Decline in fertility
Decline in mortality and extended longevity
Who takes care of the elderly?
Others and Synthesis
Presentation / policy memo on country case study (I)
Policies to raise fertility and their efficiency
Other policy options and their efficiency
Presentation / policy memo on country case study (II)
Public policy and management experience
Capstone case (I)
Capstone case (II)
Capstone case (III)
Presentation #2 on country case study (III)
Policy memo #2 due 1 May (Wed.)
Country / region of your choice
Grading and Course Expectations
Reading assignments and class participation (30%).
Class participation will be based on attendance and regular and constructive participation in class discussion. Students should read assigned reading materials and be prepared to participate in active discussion. Feedback on class participation will be provided on a regular basis.
The class participation grade will be an aggregate grade based on an average of all the classes in the module, with the two lowest scores being dropped before this is calculated. Medical leave with a valid medical certificate or absence with valid reasons will not count in the scoring. Absence from class without good reasons will be counted as zero participation.
Full attendance: best 10 out of 12 scores (12 scores only excluding Week 1 out of total 13 weeks)
Medical leave with medical certificate or absence with valid reason for one class: best 9 out of the 11 classes attended.
Absent without good reason for 1 class: best 10 out of 12 scores (the missing day will be 0)
Two presentations (15 + 15 = 30%)
. Each student has to make two in-class presentations on two case studies (case study I or II AND case study III). The presentations will be team assignments (in a team of about 4 students). Detailed information on each case study and guidelines for the presentations will be discussed in advance.
Case study (I): Korea’s elder-support systems (Week 7)
Case study (II): Japan’s policies to cope with population aging (Week 10)
Case study (III): Singapore’s Population White Paper (Week 13)
Two policy memos (15 + 25 = 40%)
Students will write two policy memos, which should be a good mix of own ideas and learning from this class.
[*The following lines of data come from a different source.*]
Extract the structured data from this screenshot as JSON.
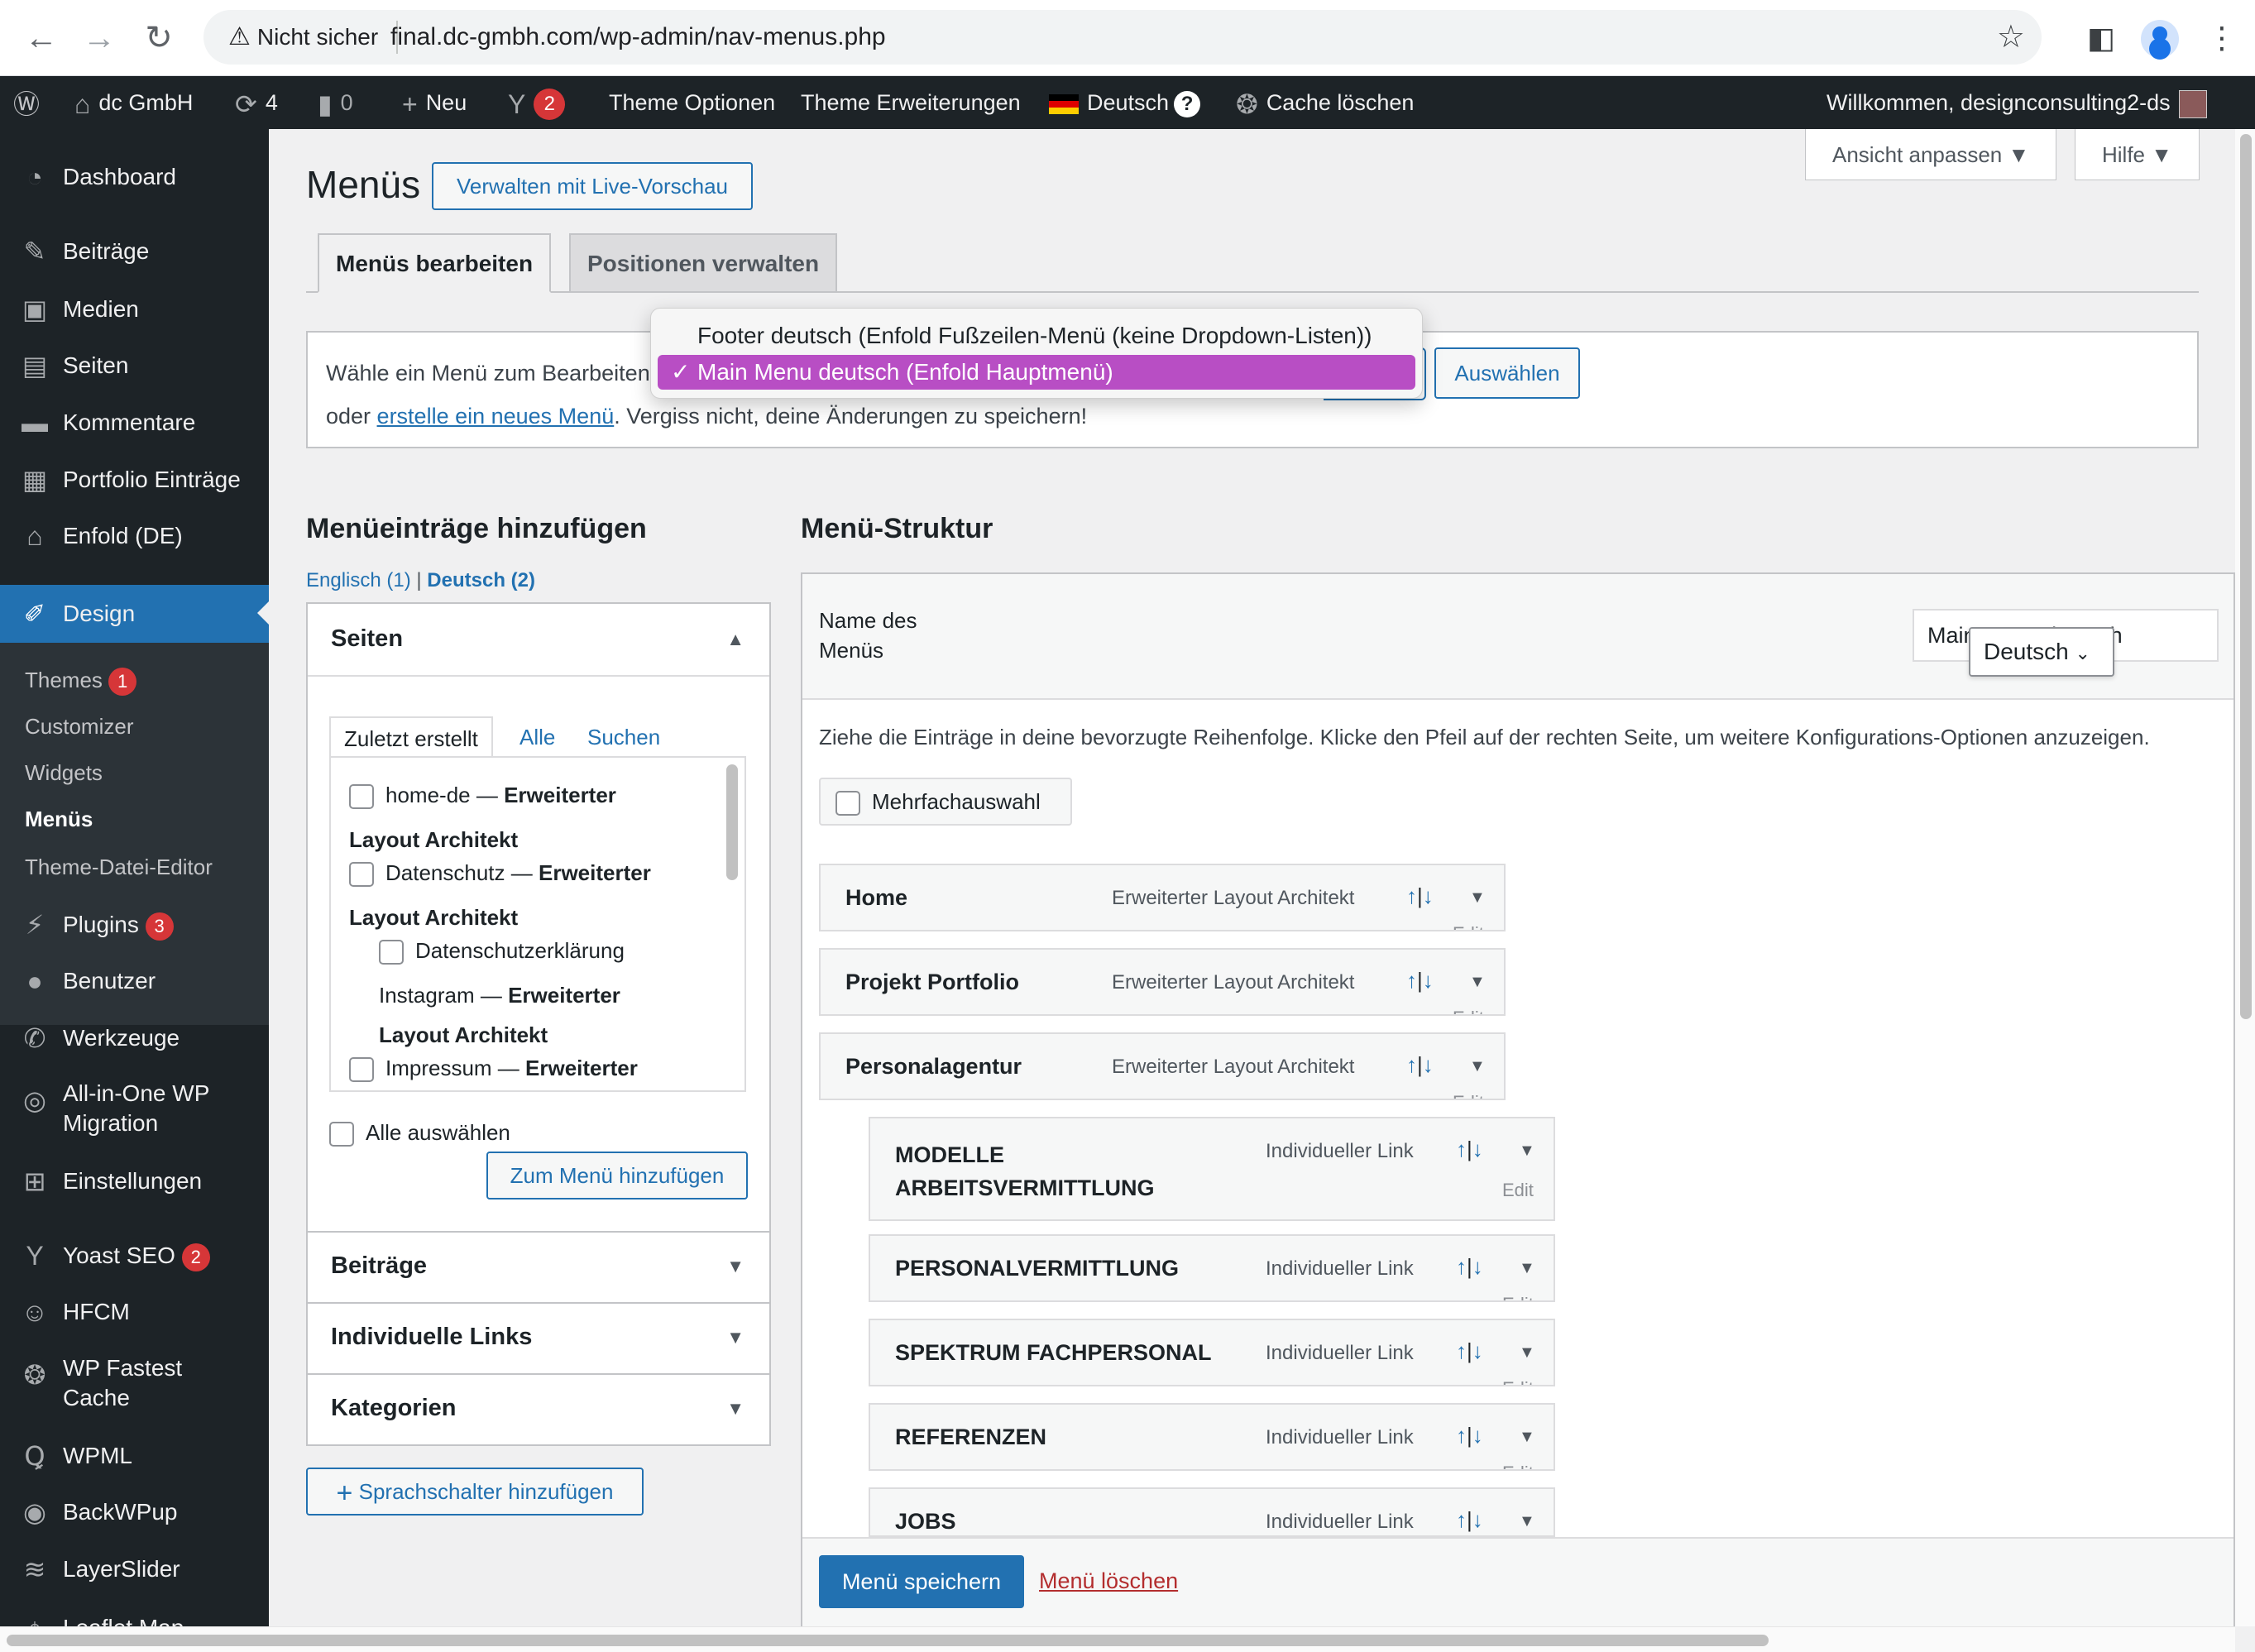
{
  "browser": {
    "security_label": "Nicht sicher",
    "url": "final.dc-gmbh.com/wp-admin/nav-menus.php"
  },
  "adminbar": {
    "site": "dc GmbH",
    "updates_count": "4",
    "comments_count": "0",
    "new_label": "Neu",
    "yoast_count": "2",
    "theme_options": "Theme Optionen",
    "theme_extensions": "Theme Erweiterungen",
    "language": "Deutsch",
    "language_help": "?",
    "cache_clear": "Cache löschen",
    "welcome": "Willkommen, designconsulting2-ds"
  },
  "sidebar": {
    "items": [
      {
        "label": "Dashboard",
        "icon": "dashboard-icon"
      },
      {
        "label": "Beiträge",
        "icon": "pin-icon"
      },
      {
        "label": "Medien",
        "icon": "media-icon"
      },
      {
        "label": "Seiten",
        "icon": "pages-icon"
      },
      {
        "label": "Kommentare",
        "icon": "comment-icon"
      },
      {
        "label": "Portfolio Einträge",
        "icon": "portfolio-icon"
      },
      {
        "label": "Enfold (DE)",
        "icon": "house-icon"
      },
      {
        "label": "Design",
        "icon": "brush-icon"
      },
      {
        "label": "Plugins",
        "icon": "plug-icon",
        "badge": "3"
      },
      {
        "label": "Benutzer",
        "icon": "user-icon"
      },
      {
        "label": "Werkzeuge",
        "icon": "wrench-icon"
      },
      {
        "label": "All-in-One WP",
        "label2": "Migration",
        "icon": "migration-icon"
      },
      {
        "label": "Einstellungen",
        "icon": "settings-icon"
      },
      {
        "label": "Yoast SEO",
        "icon": "yoast-icon",
        "badge": "2"
      },
      {
        "label": "HFCM",
        "icon": "robot-icon"
      },
      {
        "label": "WP Fastest",
        "label2": "Cache",
        "icon": "cheetah-icon"
      },
      {
        "label": "WPML",
        "icon": "wpml-icon"
      },
      {
        "label": "BackWPup",
        "icon": "backup-icon"
      },
      {
        "label": "LayerSlider",
        "icon": "layers-icon"
      },
      {
        "label": "Leaflet Map",
        "icon": "map-icon"
      }
    ],
    "submenu": [
      {
        "label": "Themes",
        "badge": "1"
      },
      {
        "label": "Customizer"
      },
      {
        "label": "Widgets"
      },
      {
        "label": "Menüs"
      },
      {
        "label": "Theme-Datei-Editor"
      }
    ]
  },
  "header": {
    "title": "Menüs",
    "live_preview": "Verwalten mit Live-Vorschau",
    "screen_options": "Ansicht anpassen",
    "help": "Hilfe"
  },
  "tabs": [
    "Menüs bearbeiten",
    "Positionen verwalten"
  ],
  "manage": {
    "select_label": "Wähle ein Menü zum Bearbeiten:",
    "options": [
      "Footer deutsch (Enfold Fußzeilen-Menü (keine Dropdown-Listen))",
      "Main Menu deutsch (Enfold Hauptmenü)"
    ],
    "selected_check": "✓",
    "select_button": "Auswählen",
    "line2_prefix": "oder ",
    "create_link": "erstelle ein neues Menü",
    "line2_suffix": ". Vergiss nicht, deine Änderungen zu speichern!"
  },
  "add_items": {
    "title": "Menüeinträge hinzufügen",
    "lang_en": "Englisch (1)",
    "lang_sep": "|",
    "lang_de": "Deutsch (2)",
    "pages": {
      "title": "Seiten",
      "tabs": [
        "Zuletzt erstellt",
        "Alle",
        "Suchen"
      ],
      "entries": {
        "e1a": "home-de — ",
        "e1b": "Erweiterter",
        "e1c": "Layout Architekt",
        "e2a": "Datenschutz — ",
        "e2b": "Erweiterter",
        "e2c": "Layout Architekt",
        "e3": "Datenschutzerklärung",
        "e4a": "Instagram — ",
        "e4b": "Erweiterter",
        "e4c": "Layout Architekt",
        "e5a": "Impressum — ",
        "e5b": "Erweiterter"
      },
      "select_all": "Alle auswählen",
      "add_button": "Zum Menü hinzufügen"
    },
    "collapsed": [
      "Beiträge",
      "Individuelle Links",
      "Kategorien"
    ],
    "lang_switch_button": "Sprachschalter hinzufügen",
    "plus": "+"
  },
  "structure": {
    "title": "Menü-Struktur",
    "name_label_1": "Name des",
    "name_label_2": "Menüs",
    "name_value": "Main Menu deutsch",
    "lang_dropdown": "Deutsch",
    "instructions": "Ziehe die Einträge in deine bevorzugte Reihenfolge. Klicke den Pfeil auf der rechten Seite, um weitere Konfigurations-Optionen anzuzeigen.",
    "bulk_select": "Mehrfachauswahl",
    "move_up": "↑",
    "move_sep": "|",
    "move_down": "↓",
    "toggle": "▼",
    "edit": "Edit",
    "items": [
      {
        "title": "Home",
        "type": "Erweiterter Layout Architekt"
      },
      {
        "title": "Projekt Portfolio",
        "type": "Erweiterter Layout Architekt"
      },
      {
        "title": "Personalagentur",
        "type": "Erweiterter Layout Architekt"
      },
      {
        "title": "MODELLE",
        "title2": "ARBEITSVERMITTLUNG",
        "type": "Individueller Link"
      },
      {
        "title": "PERSONALVERMITTLUNG",
        "type": "Individueller Link"
      },
      {
        "title": "SPEKTRUM FACHPERSONAL",
        "type": "Individueller Link"
      },
      {
        "title": "REFERENZEN",
        "type": "Individueller Link"
      },
      {
        "title": "JOBS",
        "type": "Individueller Link"
      }
    ],
    "save_button": "Menü speichern",
    "delete_link": "Menü löschen"
  }
}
Each memo is about 10-page-long (double-spaced, excluding references and tables/figures). Further guidelines for the memos will be discussed in advance.
Policy memo #1
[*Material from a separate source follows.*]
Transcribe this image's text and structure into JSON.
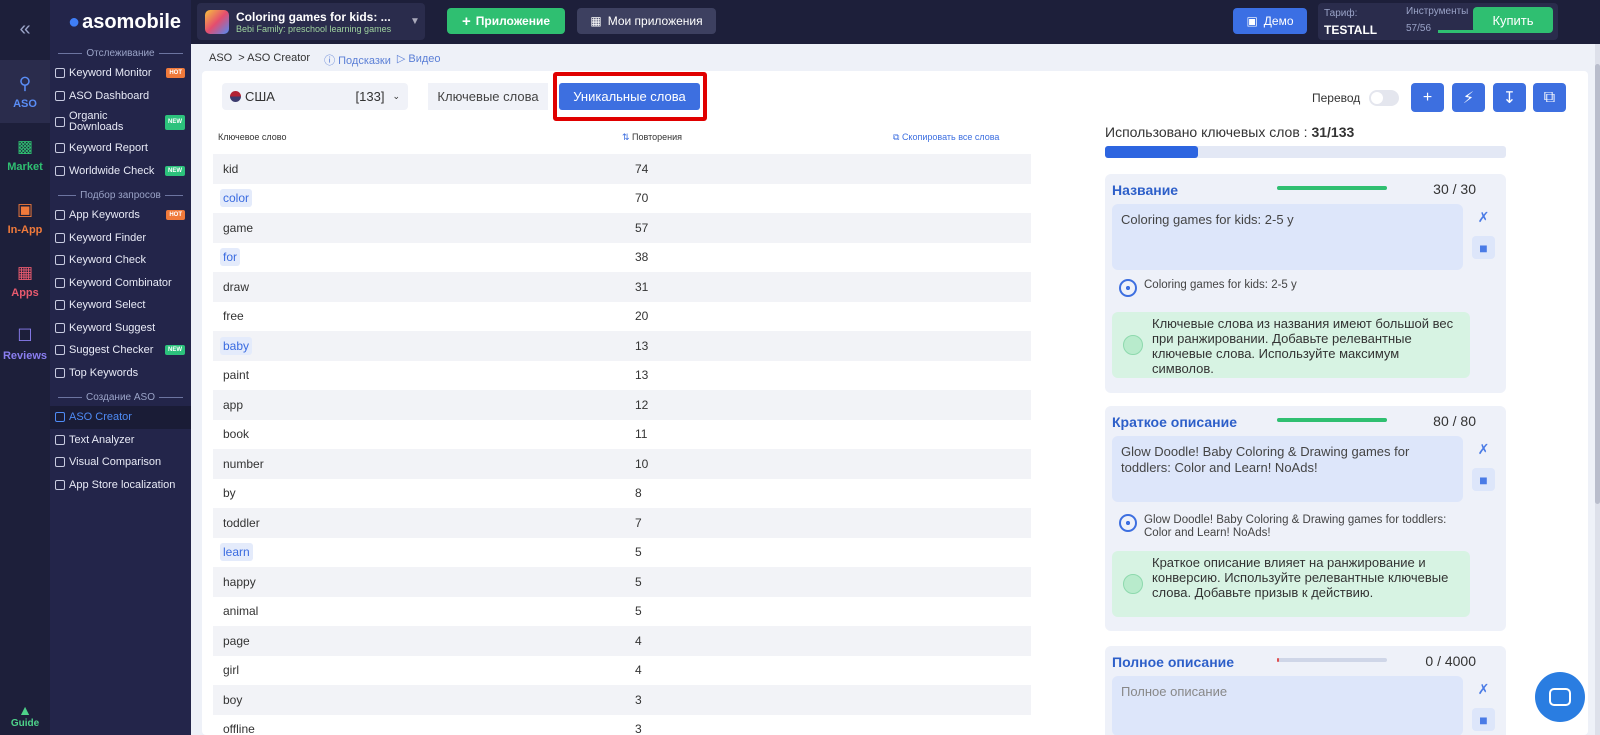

): Students in teams (of about 3 students) write one policy memo on one case study, case study I or II, which the student did not present on.
Policy memo #2
, due 1 May, Wed.
: Each student will write a policy memo on a policy question, which relates to course materials and interests you for a country / region of your choice.
** Students should submit the presentations and memos
to IVLE by noon on due dates
hard copies (of the same contents with the IVLE submissions, one copy per team) in the beginning of the class
. One exception is no need to submit the hard copy of policy memo #2 (IVLE submission only).
Students in this class should adhere to NUS Honour Code, which can be found at
. In addition, the LKY School’s Code of Conduct (
) lists academic integrity as one of its six important values. Violations of these codes in any form, including cheating in exams and plagiarism, will not be tolerated and will immediately lead to the student getting zero marks and follow-up action.
Plagiarism includes copying all or any part of your classmate’s assignments. To avoid giving the impression that you are passing off other people’s work as your own, you will need to acknowledge conscientiously the sources of information, ideas, and arguments used in your paper. For this purpose, you will use the ‘footnote style’ according to the Chicago Manual of Style, the guidelines for which can be found online at
in the companion website for Diana Hacker’s
A Writer’s Reference
. Please also refer to the handout that was given to you at the Workshop on Plagiarism conducted during the Orientation period.
Workload Components : A-B-C-D-E
A: no. of lecture hours per week
B: no. of tutorial hours per week
C: no. of lab hours per week
D: no. of hours for projects, assignments, fieldwork etc per week
E: no. of hours for preparatory work by a student per week